Book Club Medley

After several years of liking one another’s Goodreads and Facebook statuses, my cousins and I finally had the brilliant idea to start a family book club. Virtual, of course, as we are spread around South and Central Florida, Virginia, and New Jersey. The only problem is, with such varied schedules and reading speeds, picking one book to share proved to be difficult. So, what’s the solution? For our first month’s meeting, we agreed to each read our own book and bring it with us to the Google Hangouts session. Things were off to a rough start as no one made it to the originally agreed upon date. If we couldn’t manage to set time aside to do a video chat together, how would we ever read a book together?

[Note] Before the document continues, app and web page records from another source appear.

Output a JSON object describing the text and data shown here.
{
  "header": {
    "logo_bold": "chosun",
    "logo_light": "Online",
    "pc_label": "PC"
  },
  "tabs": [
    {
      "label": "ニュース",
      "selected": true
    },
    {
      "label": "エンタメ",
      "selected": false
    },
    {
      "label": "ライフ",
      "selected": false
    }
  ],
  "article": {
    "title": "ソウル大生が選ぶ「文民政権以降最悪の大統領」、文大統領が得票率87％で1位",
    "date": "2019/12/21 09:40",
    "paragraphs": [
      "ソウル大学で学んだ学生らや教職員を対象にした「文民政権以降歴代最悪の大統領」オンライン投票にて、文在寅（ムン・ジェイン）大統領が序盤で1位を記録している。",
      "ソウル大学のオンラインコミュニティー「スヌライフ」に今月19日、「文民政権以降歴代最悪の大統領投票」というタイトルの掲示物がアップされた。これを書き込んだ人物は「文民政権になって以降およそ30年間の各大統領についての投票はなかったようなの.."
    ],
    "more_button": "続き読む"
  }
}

The experiment turned out to be a success though. After a couple of days of flopping around, trying to make our schedules jive, we finally started our video chat and exchanged our thoughts on our individual books. We asked each other questions and discussed new perspectives, and all without having read the same book. There was a medley of genres, with one cousin bringing literary fiction and a fairy tale retelling, another cousin bringing a murder mystery and a true crime book, and still another cousin bringing comic books into the mix, while I myself brought a classic satire and work in translation.

It didn’t turn into a confusing and disorganized stew as I’d originally feared it might. Instead, we got a taste of different works and thoughtful discussion, like going to a buffet and trying a little bit of everything. I’ve never done a book club before, so I wasn’t sure what to expect, but our modified version turned into a fun and exciting adventure that left us wanting more. We agreed to do the same thing again for the next month and then try a joint book venture the month after, with a graphic novel or comic book series so that those of us with less time on our hands or shorter attention spans could still keep up with the reading schedule.

For any book clubbers out there, I highly recommend giving our cousins’ book club experiment a spin and instead of everyone reading the same book, read different books and start a conversation. It was such a fascinating result that made me excited to be a part of the reading community.

Advertisements

For the Floo Girls

The following poem was originally featured at my other writing blog here. My friends and I did a poetry writing challenge in which we wrote pieces inspired by music from Florence and the Machine, and created Floetry. This piece has a particular structure on the page that I cannot replicate through WordPress because HTML is hard, so instead, I give you a photo.

Aside from taking inspiration from the song “Spectrum” and making a poem for the girls we met at the concert we’d attended that May, I’d also written it not long after the events of what happened at Pulse nightclub in Orlando. The poem turned out to be kind of a tribute to that as well, so I thought I’d share it with all of you.

Signal boosting!

I’m very happy to be hosting the Carnival of Aces for the third time! (Check out my previous times as host, and my submissions to others’ topics here) For those that don’t know, a blogging carnival is an online event where a host blog suggests a theme, and people submit pieces based around that theme. […]

via What’s one thing you want to tell ace exclusionists? September 2017 Carnival of Aces Call for Submissions — Valprehension

Poetry & Talents Reading in Hollywood FL

Hello followers and readers! For those of you who may be in Broward County, FL or know someone in the area who is interested in poetry readings, I’ll be doing my first ever with Poetry & Talents: The Power of Forgiveness. The link to the Event Brite ticket page is below. Please help spread the word and thank you for the support!

Photo Credit: Poetry & Talents Facebook page, Lesly Charles

https://www.eventbrite.com/e/poetrytalents-the-power-of-forgiveness-tickets-37315318121

Spiders Don’t Write Poetry —

A nice little piece with lovely images.

By James Blevins “We’re here for only a short while,” Amy said out loud, sketch pad on lap, pencil poised over blank page. “Then it’s back to the spider.” Her breath, a frosty, cloudy haze, emitted percussively as she spoke. “But as far as I know,” she continued with added emphasis, pencil dancing across her […]

via Spiders Don’t Write Poetry —